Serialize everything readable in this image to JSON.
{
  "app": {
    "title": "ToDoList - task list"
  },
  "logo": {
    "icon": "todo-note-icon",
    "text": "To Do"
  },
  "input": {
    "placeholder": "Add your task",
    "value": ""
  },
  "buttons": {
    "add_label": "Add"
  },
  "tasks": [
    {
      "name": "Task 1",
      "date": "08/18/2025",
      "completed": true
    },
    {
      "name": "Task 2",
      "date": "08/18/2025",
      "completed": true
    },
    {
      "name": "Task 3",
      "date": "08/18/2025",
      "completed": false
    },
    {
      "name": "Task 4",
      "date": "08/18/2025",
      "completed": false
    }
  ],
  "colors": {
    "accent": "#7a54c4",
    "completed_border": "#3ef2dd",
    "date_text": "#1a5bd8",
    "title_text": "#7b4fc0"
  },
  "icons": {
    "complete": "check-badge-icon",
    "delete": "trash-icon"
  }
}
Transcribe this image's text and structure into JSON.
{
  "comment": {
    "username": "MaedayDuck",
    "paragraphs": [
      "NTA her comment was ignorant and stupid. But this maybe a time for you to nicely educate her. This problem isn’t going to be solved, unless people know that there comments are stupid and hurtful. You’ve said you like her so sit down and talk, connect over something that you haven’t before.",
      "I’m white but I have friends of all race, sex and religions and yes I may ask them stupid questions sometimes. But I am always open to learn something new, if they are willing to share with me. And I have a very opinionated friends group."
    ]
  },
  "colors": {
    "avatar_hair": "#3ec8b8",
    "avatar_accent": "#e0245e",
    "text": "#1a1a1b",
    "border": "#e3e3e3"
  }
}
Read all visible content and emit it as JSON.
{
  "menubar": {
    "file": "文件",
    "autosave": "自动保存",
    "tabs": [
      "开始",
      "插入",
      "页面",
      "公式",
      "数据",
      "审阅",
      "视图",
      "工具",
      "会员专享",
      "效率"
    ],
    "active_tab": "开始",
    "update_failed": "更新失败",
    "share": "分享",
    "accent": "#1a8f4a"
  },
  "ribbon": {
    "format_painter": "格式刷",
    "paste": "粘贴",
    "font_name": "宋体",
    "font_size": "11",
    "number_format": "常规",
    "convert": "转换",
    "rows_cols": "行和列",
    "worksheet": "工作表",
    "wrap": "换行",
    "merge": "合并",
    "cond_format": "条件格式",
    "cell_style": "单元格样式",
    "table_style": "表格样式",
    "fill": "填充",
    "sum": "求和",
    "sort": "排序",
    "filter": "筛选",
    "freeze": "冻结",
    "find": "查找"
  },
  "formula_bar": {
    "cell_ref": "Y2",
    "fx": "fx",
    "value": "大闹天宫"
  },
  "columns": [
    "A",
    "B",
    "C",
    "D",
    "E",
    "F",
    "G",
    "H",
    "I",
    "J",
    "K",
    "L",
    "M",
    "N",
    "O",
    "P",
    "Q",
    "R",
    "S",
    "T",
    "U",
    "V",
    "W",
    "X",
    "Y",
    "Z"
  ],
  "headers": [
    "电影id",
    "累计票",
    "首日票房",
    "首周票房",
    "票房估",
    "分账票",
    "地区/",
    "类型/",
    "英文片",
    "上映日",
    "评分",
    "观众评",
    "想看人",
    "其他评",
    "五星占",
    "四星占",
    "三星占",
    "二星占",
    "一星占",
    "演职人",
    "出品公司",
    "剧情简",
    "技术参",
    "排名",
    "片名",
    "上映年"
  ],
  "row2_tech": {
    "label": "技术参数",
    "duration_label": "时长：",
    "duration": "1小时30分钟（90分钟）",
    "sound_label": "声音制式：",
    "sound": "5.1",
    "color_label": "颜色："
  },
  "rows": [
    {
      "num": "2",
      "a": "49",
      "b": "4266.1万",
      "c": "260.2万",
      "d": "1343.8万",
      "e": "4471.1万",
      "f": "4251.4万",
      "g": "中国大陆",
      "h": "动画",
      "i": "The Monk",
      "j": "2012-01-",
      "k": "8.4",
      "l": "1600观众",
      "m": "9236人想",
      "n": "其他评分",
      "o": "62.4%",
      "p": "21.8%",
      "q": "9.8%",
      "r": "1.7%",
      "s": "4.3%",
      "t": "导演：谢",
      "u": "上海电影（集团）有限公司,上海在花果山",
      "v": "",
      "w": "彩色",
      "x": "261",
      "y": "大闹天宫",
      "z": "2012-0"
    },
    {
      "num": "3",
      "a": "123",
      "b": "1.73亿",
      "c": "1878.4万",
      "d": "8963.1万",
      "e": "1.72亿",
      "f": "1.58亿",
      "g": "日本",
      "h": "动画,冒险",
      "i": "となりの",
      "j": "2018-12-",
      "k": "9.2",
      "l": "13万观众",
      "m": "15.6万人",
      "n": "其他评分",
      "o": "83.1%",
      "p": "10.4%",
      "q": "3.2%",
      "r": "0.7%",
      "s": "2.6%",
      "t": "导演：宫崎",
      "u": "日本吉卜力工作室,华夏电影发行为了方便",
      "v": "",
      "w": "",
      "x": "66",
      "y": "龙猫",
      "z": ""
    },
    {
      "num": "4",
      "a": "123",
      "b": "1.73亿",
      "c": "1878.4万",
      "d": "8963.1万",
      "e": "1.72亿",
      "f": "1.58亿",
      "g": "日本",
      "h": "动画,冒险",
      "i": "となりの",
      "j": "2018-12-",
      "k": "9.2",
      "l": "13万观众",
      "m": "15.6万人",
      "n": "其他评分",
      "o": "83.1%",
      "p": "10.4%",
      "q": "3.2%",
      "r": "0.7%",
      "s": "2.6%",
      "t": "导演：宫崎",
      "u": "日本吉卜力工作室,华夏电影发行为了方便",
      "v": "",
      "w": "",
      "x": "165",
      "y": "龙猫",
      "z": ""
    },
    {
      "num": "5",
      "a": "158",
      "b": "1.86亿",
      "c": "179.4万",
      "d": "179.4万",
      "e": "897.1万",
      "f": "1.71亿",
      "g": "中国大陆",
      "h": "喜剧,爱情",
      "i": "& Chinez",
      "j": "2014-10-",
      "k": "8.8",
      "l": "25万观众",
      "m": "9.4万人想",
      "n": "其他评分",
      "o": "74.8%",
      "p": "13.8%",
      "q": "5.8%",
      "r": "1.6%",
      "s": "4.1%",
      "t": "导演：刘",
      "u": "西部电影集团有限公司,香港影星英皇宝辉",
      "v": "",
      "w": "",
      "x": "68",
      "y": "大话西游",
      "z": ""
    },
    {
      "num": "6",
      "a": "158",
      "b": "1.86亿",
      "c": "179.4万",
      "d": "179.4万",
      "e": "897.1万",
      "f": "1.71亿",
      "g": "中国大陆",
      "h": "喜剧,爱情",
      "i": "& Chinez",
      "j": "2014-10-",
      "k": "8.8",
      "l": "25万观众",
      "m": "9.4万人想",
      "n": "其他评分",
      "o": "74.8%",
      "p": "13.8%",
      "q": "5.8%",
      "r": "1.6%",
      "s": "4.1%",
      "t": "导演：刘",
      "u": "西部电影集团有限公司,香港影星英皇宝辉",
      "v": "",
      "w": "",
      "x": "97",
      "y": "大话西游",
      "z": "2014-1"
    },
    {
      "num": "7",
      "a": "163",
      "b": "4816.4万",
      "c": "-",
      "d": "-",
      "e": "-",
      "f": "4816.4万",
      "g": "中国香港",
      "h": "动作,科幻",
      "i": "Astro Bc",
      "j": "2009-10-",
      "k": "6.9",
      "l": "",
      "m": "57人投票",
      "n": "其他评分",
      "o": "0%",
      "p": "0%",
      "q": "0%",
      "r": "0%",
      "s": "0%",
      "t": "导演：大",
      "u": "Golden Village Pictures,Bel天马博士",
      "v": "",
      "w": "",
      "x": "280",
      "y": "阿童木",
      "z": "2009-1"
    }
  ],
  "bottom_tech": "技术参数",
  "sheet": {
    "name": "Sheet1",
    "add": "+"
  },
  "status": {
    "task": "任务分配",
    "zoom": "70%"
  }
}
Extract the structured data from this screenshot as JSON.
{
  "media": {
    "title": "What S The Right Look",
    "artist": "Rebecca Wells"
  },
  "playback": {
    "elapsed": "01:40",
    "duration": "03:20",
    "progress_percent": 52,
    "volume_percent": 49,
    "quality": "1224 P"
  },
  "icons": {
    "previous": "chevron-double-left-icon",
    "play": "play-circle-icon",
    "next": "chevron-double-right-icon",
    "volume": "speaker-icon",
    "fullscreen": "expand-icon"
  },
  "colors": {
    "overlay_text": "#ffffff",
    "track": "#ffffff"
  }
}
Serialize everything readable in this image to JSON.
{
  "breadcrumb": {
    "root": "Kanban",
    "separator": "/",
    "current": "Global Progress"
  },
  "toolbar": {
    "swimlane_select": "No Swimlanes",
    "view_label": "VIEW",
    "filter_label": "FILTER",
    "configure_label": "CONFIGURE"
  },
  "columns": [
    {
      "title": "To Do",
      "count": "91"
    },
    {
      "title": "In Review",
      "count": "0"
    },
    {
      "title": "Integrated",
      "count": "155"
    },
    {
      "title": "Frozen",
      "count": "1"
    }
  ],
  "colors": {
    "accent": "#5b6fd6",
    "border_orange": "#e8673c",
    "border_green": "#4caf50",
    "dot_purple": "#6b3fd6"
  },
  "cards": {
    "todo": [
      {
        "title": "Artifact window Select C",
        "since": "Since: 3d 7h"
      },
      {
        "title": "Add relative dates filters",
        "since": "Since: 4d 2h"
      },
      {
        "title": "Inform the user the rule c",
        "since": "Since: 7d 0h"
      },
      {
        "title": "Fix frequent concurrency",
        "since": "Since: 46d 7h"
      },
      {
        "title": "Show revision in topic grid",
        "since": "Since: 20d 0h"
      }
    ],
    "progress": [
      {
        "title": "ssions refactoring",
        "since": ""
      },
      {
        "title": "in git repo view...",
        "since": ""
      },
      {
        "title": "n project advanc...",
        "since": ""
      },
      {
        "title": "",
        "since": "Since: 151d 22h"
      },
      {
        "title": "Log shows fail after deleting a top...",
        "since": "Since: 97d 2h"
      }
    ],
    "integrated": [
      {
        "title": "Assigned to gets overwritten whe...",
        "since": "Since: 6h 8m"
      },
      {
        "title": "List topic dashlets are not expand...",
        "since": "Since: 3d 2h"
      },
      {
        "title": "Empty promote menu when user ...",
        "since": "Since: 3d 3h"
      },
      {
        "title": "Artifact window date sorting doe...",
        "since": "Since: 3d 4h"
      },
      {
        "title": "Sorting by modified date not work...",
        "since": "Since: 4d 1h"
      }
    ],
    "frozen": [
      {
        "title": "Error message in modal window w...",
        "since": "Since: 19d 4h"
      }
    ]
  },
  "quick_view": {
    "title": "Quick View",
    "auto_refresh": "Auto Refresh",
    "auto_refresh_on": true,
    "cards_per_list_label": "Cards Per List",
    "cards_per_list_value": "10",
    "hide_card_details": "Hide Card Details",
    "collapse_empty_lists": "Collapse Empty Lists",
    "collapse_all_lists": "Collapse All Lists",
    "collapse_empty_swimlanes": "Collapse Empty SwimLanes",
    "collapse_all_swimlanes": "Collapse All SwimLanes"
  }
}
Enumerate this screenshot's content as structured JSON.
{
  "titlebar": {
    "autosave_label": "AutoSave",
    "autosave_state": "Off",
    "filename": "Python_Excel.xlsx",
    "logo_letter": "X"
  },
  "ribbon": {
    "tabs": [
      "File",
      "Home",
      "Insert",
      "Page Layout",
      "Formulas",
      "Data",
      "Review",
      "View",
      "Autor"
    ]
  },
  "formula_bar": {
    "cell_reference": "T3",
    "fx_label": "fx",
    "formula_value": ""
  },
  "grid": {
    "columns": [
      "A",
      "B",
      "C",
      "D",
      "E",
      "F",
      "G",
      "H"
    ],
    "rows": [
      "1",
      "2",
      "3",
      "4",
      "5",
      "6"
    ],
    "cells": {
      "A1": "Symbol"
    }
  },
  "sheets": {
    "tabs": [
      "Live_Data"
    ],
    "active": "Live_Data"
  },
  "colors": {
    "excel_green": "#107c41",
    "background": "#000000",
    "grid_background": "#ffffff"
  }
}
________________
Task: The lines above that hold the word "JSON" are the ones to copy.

Written response:
Serialize everything readable in this image to JSON.
Transcribe this image's text and structure into JSON.
Read all visible content and emit it as JSON.
Extract the structured data from this screenshot as JSON.
Serialize everything readable in this image to JSON.
Enumerate this screenshot's content as structured JSON.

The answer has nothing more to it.